EXERCISE GOAL:
Repeat the records below verbatim.

RAW DATA:
>>>>
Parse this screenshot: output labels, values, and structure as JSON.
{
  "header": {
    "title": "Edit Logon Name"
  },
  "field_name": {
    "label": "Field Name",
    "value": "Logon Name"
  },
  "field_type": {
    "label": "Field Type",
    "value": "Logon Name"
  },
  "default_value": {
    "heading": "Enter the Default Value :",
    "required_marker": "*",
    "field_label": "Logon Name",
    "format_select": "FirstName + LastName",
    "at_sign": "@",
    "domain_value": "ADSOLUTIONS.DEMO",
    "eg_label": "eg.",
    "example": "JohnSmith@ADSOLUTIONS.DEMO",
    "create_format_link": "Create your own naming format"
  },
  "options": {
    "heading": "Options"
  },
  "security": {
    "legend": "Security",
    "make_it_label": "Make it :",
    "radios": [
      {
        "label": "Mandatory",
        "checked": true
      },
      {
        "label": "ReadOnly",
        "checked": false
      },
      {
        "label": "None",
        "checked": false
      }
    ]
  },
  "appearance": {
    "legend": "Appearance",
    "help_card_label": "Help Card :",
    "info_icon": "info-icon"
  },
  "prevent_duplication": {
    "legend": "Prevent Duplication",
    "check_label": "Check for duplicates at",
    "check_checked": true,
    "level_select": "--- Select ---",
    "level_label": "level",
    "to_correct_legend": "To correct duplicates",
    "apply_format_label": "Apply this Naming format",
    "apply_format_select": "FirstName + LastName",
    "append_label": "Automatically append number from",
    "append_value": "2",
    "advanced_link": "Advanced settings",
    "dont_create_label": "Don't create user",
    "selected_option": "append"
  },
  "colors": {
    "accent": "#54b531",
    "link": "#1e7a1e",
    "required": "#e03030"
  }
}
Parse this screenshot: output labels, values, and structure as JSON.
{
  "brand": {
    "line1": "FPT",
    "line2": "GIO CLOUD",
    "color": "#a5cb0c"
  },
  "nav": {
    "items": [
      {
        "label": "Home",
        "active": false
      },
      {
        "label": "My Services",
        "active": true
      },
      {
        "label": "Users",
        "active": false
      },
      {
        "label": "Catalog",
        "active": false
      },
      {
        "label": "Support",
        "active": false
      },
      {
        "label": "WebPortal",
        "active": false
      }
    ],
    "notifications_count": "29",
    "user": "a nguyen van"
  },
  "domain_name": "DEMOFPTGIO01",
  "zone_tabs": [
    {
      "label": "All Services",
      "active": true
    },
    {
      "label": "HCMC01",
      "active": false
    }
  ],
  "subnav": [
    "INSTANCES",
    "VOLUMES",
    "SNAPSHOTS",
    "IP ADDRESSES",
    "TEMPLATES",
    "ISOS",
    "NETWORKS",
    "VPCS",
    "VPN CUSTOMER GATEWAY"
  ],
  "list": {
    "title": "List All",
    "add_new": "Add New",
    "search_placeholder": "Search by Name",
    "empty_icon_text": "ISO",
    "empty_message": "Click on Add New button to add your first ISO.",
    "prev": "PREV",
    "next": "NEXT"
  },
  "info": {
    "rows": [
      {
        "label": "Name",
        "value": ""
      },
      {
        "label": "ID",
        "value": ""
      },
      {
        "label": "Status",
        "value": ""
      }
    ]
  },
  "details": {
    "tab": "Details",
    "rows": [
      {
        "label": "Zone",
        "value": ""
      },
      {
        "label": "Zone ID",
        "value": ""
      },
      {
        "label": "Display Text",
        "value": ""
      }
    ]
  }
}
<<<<
ANSWER AREA:
Parse this screenshot: output labels, values, and structure as JSON.
{
  "header": {
    "title": "Edit Logon Name"
  },
  "field_name": {
    "label": "Field Name",
    "value": "Logon Name"
  },
  "field_type": {
    "label": "Field Type",
    "value": "Logon Name"
  },
  "default_value": {
    "heading": "Enter the Default Value :",
    "required_marker": "*",
    "field_label": "Logon Name",
    "format_select": "FirstName + LastName",
    "at_sign": "@",
    "domain_value": "ADSOLUTIONS.DEMO",
    "eg_label": "eg.",
    "example": "JohnSmith@ADSOLUTIONS.DEMO",
    "create_format_link": "Create your own naming format"
  },
  "options": {
    "heading": "Options"
  },
  "security": {
    "legend": "Security",
    "make_it_label": "Make it :",
    "radios": [
      {
        "label": "Mandatory",
        "checked": true
      },
      {
        "label": "ReadOnly",
        "checked": false
      },
      {
        "label": "None",
        "checked": false
      }
    ]
  },
  "appearance": {
    "legend": "Appearance",
    "help_card_label": "Help Card :",
    "info_icon": "info-icon"
  },
  "prevent_duplication": {
    "legend": "Prevent Duplication",
    "check_label": "Check for duplicates at",
    "check_checked": true,
    "level_select": "--- Select ---",
    "level_label": "level",
    "to_correct_legend": "To correct duplicates",
    "apply_format_label": "Apply this Naming format",
    "apply_format_select": "FirstName + LastName",
    "append_label": "Automatically append number from",
    "append_value": "2",
    "advanced_link": "Advanced settings",
    "dont_create_label": "Don't create user",
    "selected_option": "append"
  },
  "colors": {
    "accent": "#54b531",
    "link": "#1e7a1e",
    "required": "#e03030"
  }
}
Parse this screenshot: output labels, values, and structure as JSON.
{
  "brand": {
    "line1": "FPT",
    "line2": "GIO CLOUD",
    "color": "#a5cb0c"
  },
  "nav": {
    "items": [
      {
        "label": "Home",
        "active": false
      },
      {
        "label": "My Services",
        "active": true
      },
      {
        "label": "Users",
        "active": false
      },
      {
        "label": "Catalog",
        "active": false
      },
      {
        "label": "Support",
        "active": false
      },
      {
        "label": "WebPortal",
        "active": false
      }
    ],
    "notifications_count": "29",
    "user": "a nguyen van"
  },
  "domain_name": "DEMOFPTGIO01",
  "zone_tabs": [
    {
      "label": "All Services",
      "active": true
    },
    {
      "label": "HCMC01",
      "active": false
    }
  ],
  "subnav": [
    "INSTANCES",
    "VOLUMES",
    "SNAPSHOTS",
    "IP ADDRESSES",
    "TEMPLATES",
    "ISOS",
    "NETWORKS",
    "VPCS",
    "VPN CUSTOMER GATEWAY"
  ],
  "list": {
    "title": "List All",
    "add_new": "Add New",
    "search_placeholder": "Search by Name",
    "empty_icon_text": "ISO",
    "empty_message": "Click on Add New button to add your first ISO.",
    "prev": "PREV",
    "next": "NEXT"
  },
  "info": {
    "rows": [
      {
        "label": "Name",
        "value": ""
      },
      {
        "label": "ID",
        "value": ""
      },
      {
        "label": "Status",
        "value": ""
      }
    ]
  },
  "details": {
    "tab": "Details",
    "rows": [
      {
        "label": "Zone",
        "value": ""
      },
      {
        "label": "Zone ID",
        "value": ""
      },
      {
        "label": "Display Text",
        "value": ""
      }
    ]
  }
}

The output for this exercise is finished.